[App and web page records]
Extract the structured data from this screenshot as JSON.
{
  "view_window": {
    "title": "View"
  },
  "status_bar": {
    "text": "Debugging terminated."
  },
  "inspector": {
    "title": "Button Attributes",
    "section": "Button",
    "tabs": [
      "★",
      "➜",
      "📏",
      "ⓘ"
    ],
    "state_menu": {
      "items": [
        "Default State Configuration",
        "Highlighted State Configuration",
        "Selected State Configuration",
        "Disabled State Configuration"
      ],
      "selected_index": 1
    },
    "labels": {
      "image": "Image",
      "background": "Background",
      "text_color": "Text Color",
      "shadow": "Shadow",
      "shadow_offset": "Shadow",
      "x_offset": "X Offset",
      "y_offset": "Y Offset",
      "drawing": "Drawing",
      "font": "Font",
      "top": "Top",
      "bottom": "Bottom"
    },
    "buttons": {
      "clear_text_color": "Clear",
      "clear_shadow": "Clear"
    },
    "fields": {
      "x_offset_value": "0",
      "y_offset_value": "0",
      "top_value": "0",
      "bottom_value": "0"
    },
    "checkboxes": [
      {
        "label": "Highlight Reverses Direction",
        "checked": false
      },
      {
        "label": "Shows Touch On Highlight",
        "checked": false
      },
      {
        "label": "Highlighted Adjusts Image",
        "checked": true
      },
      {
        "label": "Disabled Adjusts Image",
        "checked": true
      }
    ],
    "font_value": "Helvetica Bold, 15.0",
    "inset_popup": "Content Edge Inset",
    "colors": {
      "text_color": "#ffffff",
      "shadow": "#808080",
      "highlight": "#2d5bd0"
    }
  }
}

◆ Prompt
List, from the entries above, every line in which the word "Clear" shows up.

◆ Answer space
      "clear_text_color": "Clear",
      "clear_shadow": "Clear"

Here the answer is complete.